How to build a replica of the ancient Greek temple at the new Norfolk Science Museum
Posted On July 11, 2021
A replica of a ancient Greek structure at the newly opened Norfolk science centre has inspired the creation of a museum dedicated to the city’s ancient history.
The sculpture by the Danish artist Johan Eriksen has been installed in a room at the museum’s new Science Museum on Saturday.
Mr Erikse is known for his elaborate, large-scale installations of ancient Greek statues and buildings and for his use of digital art and sculpture.
He also has a new book coming out next year called ‘The Art of Art and the Ancient Greeks’.
The building in which the sculpture is installed is called the Museum of the Ancient Ancient City in the Ancient City of Athens.
The museum was launched in February and has already attracted more than 50,000 visitors.
“I just wanted to bring a little bit of the Greek culture back to Norfolk, which is really a small town and really an artsy town,” said Mr Eksen.
“It’s a really great place for people to come, but also for people like me who like to learn about the past.”
Mr Ekesen was commissioned to design the building’s facade, which will be the first of its kind in the UK.
The new Science museum will also include an outdoor gallery with a view of the sea and the seafront.
It is hoped the sculpture will become part of the museum collection, as it is one of only a handful of such pieces in the world.

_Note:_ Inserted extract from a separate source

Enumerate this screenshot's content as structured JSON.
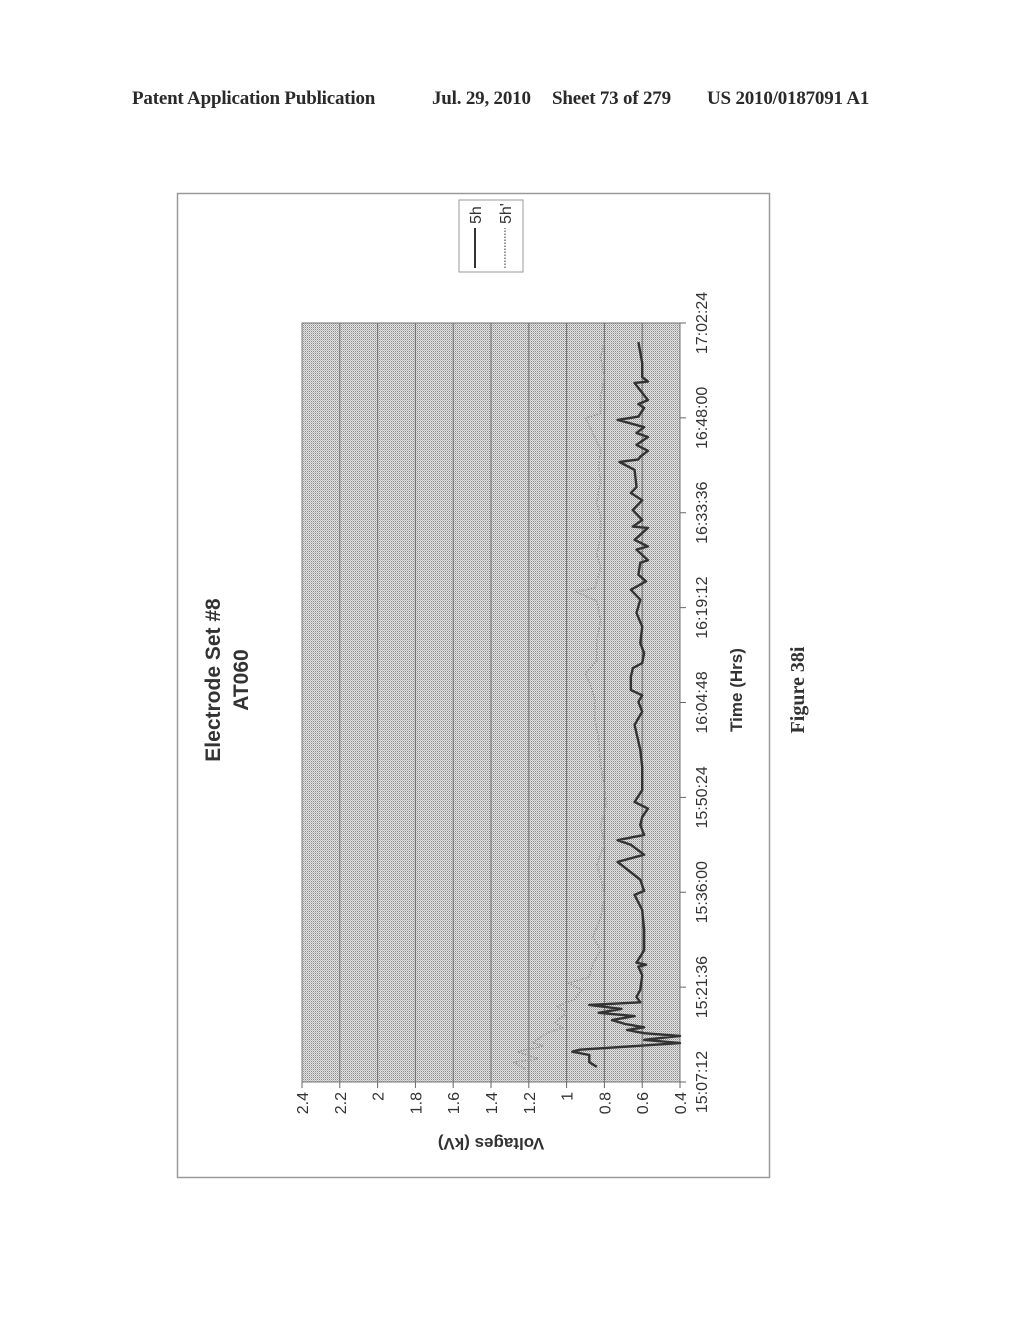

The building’s entrance is now open, and the museum is set to open to the public in May 2019.
“The whole project was very much a labour of love, but it is the first museum of its type in the United Kingdom,” said museum director David McLean.
“And it’s really exciting to be able to share this with the public, so that people can learn more about the history and the cultures of the people who built the structures here.”